(Page and application data records)
>>>

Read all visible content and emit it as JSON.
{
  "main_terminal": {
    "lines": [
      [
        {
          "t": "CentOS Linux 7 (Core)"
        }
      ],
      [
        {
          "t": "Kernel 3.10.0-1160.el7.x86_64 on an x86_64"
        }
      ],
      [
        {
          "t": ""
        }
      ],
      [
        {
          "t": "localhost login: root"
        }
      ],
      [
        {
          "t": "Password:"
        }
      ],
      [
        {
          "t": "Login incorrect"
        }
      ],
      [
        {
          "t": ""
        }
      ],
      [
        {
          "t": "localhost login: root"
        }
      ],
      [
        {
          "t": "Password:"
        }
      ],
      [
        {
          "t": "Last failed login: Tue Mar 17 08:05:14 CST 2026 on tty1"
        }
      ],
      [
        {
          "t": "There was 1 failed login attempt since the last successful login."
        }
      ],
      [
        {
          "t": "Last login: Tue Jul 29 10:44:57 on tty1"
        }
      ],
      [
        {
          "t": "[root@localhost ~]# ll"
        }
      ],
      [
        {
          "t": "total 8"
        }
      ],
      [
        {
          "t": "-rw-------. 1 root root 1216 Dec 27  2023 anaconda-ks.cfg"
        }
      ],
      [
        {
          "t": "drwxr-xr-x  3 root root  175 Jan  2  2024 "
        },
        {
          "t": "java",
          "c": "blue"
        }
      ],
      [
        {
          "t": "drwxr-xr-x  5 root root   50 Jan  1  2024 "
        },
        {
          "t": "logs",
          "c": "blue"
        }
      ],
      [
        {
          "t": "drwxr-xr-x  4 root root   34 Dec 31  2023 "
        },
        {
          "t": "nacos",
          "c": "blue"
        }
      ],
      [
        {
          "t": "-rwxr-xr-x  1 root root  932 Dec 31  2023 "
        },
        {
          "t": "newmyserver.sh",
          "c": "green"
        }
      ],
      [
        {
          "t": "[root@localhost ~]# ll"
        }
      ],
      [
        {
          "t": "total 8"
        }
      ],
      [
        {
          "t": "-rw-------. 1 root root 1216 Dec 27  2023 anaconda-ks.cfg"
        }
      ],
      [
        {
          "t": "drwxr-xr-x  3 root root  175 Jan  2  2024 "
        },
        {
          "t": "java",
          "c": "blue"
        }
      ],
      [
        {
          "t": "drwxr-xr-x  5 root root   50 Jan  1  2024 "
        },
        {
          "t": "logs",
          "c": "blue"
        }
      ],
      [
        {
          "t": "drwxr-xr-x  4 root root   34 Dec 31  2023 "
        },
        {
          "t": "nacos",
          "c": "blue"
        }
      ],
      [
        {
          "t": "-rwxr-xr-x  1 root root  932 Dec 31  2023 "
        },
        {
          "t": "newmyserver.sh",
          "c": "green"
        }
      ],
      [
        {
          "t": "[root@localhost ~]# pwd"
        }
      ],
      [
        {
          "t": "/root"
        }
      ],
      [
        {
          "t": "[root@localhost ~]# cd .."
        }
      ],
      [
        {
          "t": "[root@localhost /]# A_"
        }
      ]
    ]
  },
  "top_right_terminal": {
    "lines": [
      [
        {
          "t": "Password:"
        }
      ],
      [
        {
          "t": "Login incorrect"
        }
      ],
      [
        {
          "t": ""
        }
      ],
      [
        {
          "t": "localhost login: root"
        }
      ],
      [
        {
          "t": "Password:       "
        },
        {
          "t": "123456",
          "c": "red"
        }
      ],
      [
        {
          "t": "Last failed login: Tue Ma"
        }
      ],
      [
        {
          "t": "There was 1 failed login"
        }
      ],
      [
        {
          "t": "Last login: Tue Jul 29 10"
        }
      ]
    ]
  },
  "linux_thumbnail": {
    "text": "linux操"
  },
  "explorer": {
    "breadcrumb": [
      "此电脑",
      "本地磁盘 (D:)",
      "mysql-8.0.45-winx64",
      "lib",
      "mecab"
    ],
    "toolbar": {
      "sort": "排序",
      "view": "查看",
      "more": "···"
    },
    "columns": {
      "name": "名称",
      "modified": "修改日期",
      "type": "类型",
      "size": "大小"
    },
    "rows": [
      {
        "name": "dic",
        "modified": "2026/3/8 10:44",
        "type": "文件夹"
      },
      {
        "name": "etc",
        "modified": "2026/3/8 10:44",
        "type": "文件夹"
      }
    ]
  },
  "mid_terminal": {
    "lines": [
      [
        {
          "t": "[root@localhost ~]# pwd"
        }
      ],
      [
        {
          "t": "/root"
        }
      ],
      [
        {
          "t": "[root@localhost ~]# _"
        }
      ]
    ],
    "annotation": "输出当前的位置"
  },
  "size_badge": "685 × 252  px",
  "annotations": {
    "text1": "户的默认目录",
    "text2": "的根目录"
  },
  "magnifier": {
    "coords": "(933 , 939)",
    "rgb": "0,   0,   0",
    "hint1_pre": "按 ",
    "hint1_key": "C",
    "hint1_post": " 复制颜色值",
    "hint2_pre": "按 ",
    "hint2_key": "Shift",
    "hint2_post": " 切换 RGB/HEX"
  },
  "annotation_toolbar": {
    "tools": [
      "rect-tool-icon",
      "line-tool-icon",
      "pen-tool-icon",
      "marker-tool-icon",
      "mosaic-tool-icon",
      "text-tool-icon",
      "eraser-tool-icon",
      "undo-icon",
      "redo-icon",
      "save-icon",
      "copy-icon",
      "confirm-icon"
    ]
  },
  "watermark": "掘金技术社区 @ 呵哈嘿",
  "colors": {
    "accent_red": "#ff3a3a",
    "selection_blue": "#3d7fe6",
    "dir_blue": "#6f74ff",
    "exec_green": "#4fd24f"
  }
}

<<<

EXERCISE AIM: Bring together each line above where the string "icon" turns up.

EXERCISE SOLUTION:
      "rect-tool-icon",
      "line-tool-icon",
      "pen-tool-icon",
      "marker-tool-icon",
      "mosaic-tool-icon",
      "text-tool-icon",
      "eraser-tool-icon",
      "undo-icon",
      "redo-icon",
      "save-icon",
      "copy-icon",
      "confirm-icon"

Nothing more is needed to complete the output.